As a former physician in the U.S. Marine Corps during the Vietnam era, one of Young’s greatest joys is performing volunteer service with the Honor Guard.
All military veterans themselves, the Honor Guard visits and honors dying U.S. military veterans in hospitals and hospice care. They conduct special bedside ceremonies in full uniform for the infirmed before they die.
“We present them with an American flag and with a hand-made quilt and we salute them,” said Young. “We also read to them what they have done in the military and try to honor them. Sometimes they are awake and alert during their ceremony and sometimes they are not.”
Young was especially touched by his experience during a visit with one veteran. The man was resting in his bed, chin down and barely breathing, but it became apparent he knew what was going on.

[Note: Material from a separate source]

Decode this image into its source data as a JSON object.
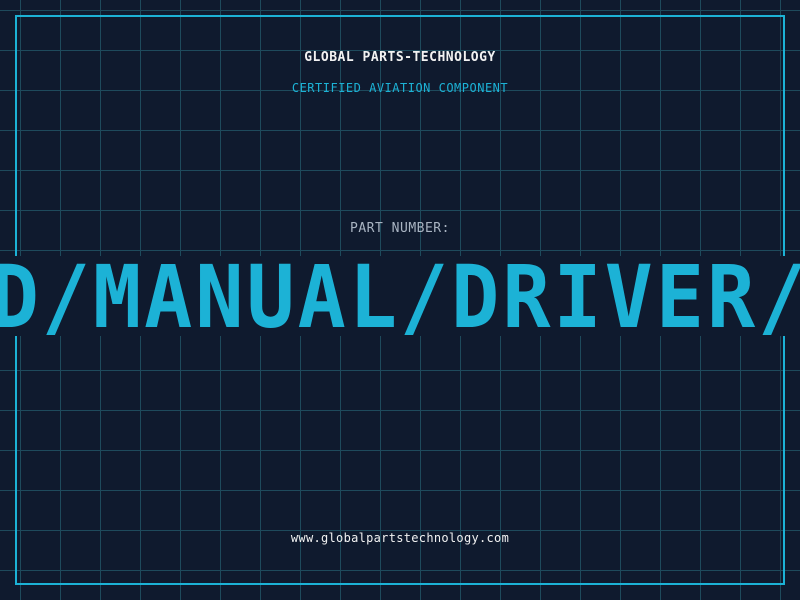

“He didn’t move a muscle during the whole ceremony, but I can tell you that the last thing to go when you are dying is your hearing, and as we saluted him, his hand very, very slowly went up to his forehead and he saluted us back,” said Young.
When asked why he has volunteered for professional golf events, such as LPGA tournaments, the QBE (Shark) Shootout and others held in South Florida, Young says he likes the thought of being able to help others, not only on the range where he volunteer but also as a part of the tournament.
“These tournaments give a lot of money to charity, so because we volunteer, they don’t have to hire people to do our jobs,” he said. “Indirectly, I feel that I’m helping to give money to the charities, which helps many other people.”
And what does he try to bring to the tournament in his volunteer role each year?
“I want to show the players that we are there to help them,” he added. “We have so many wonderful volunteers who return each year to help. They wash the golf balls, stack them on the range for the players to practice, and we post the names of each player for fans to watch them.”
Young said he is “honored” to have been chosen as his tournament’s winning volunteer, but added that he is “surprised” to have been selected because of the many exemplary volunteers at the event.
“All of our volunteers are successful, retired individuals who are also dedicated to the same thing I am,” he said. “Everybody is willing to do whatever they have to do to make our tournament a good experience for everybody.”
Young will be there in the early morning hours before players arrive at the range each day. He will oversee that there are 20 pyramids of range balls perfectly stacked, aligned and waiting for the players as they prepare for their rounds.
While his staff of volunteers are buzzing around the range and attending to the needs of players, Young says he will be paying attention to see which players just might be feeling a little something extra during the LPGA Tour’s final season event. As always, he will be watching to see which player this week might feel most inclined to cleanly pick the top ball off the heap and fearlessly fire away.
Bruce Bennett from the HUGEL-Air Premia LA Open was named as the overall volunteer winner for the 2019 LPGA Tour season. Like all other nominated 2019 LPGA tournament wining volunteers, Bennett’s name was placed into a random drawing for a $10,000 prize by AXA. The tournament charity of the Hugel-Air Premia LA Open will receive the cash prize to use as needed in their community.
AXA XL, the property & casualty and specialty risk division of AXA, provides insurance and risk management products and services for mid-sized companies through to large multinationals, and reinsurance solutions to insurance companies globally. AXA XL proudly serves as the Official Property/Casualty, Reinsurance, Auto and Professional Liability Insurance Sponsor of the LPGA. Additionally, AXA XL has partnered with the LPGA on a season-long AXA LPGA Volunteer Service Award which recognizes tournament volunteers who have exemplified the spirit of volunteerism and gone above and beyond expectations. For more information, please visit www.axaxl.com